"The 'Stand for Marriage: Yes on 1' campaign has struggled to come up with ways in which allowing this law to take effect would hurt traditional families. Too often they have resorted to inventing scenarios to scare voters.
The most prominent has been the charge that children would be forced to learn about same-sex marriage in school. All it takes is a quick reading of the law to see, however, that there is no mention of education in it. Curriculum in Maine is approved by local school boards, and those elected officials would be under no obligation to add lessons on marriage law to their areas of study.
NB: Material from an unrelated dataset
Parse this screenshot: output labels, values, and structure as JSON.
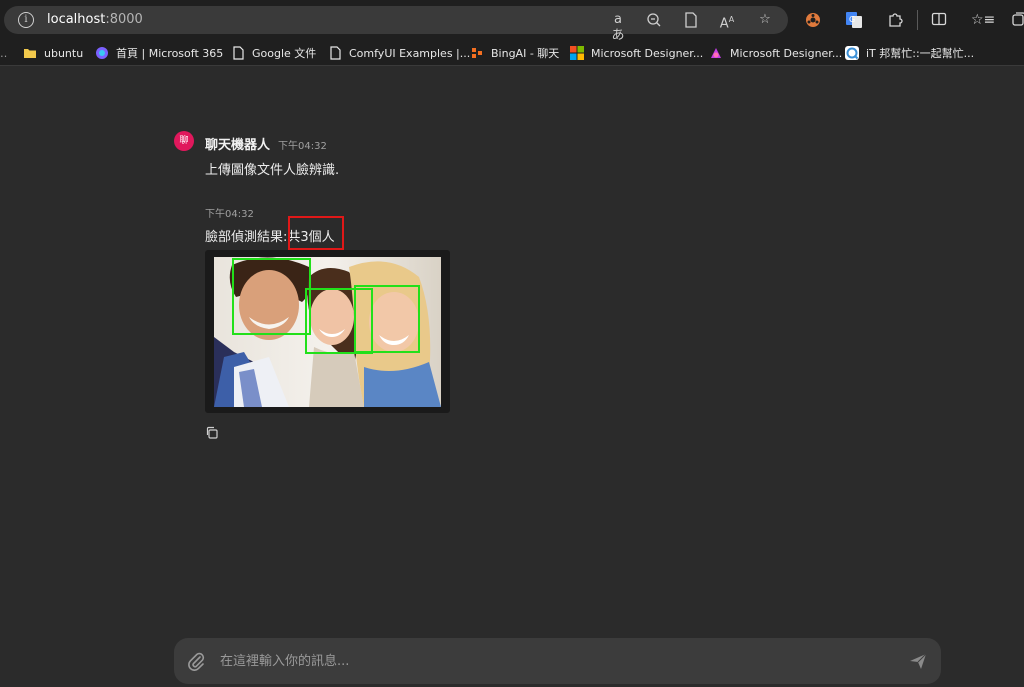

But that's not to say that children would be kept in the dark. They are smart, and they should be expected to notice that some of their classmates have two moms or two dads instead of one of each. This is not a function of the law, however, it is a reflection of reality. A 'yes' vote won't make those couples go away. It would only make their lives more difficult."The Bangor Daily News also supported the pro-LGBT 'No on 1/Protect Maine Equality' campaign. In an editorial published on Saturday, the newspaper emphasized Maine's longstanding "commitment to equality":
"It is hard to see how allowing more people to marry will weaken marriage. Instead, it seems the strong desire of gay and lesbian couples to be married, rather than declared domestic partners, shows the value and importance of marriage.
Voting no on Question 1 will reiterate Maine's commitment to equality and acceptance of families of all types while respecting religious traditions and beliefs."Similarly, a new poll published in Central Maine's Morning Sentinel reported that support for marriage equality is edging out the opposition with 51.8 percent of Mainers reporting they are in favor of marriage protections for same-sex couples. Just 42.9 percent reported they are opposed to the legislation. The poll, conducted by the Pan Atlantic SMS Group of Portland, also revealed that 61.6 percent of Mainers are not buying into the opposition’s claim that marriage for same-sex couples will be taught in public schools. Maine Attorney General Janet Mills agreed that the marriage equality law would have no bearing on what would be taught in public schools. In a statement released on Thursday:
“I have scoured Maine laws relating to the education of its children for any references to marriage in the public school curricula,” Mills wrote. “I have found none… The state’s definition of marriage has no bearing on curricula of public schools.”Finances also seem to be favoring equality in the Pine Tree State. The Associated Press reported on Wednesday that the pro-LGBT ‘NO on 1/ Protect Maine Equality’ campaign has collected $2.7 million in donations, while the opposition has only garnered $1.1 million and has reported more than $419,000 in debt. Maine Governor John Baldacci signed legislation extending marriage protections to the state’s same-sex couples last May, but opponents launched a veto campaign and collected enough signatures to require a public vote on the issue. For more information about protecting marriage equality in Maine, please visit the ‘NO on 1/ Protect Maine Equality’ website here. GLAAD will continue to monitor the media’s coverage of marriage equality in Maine. Updates can be found on GLAADblog.org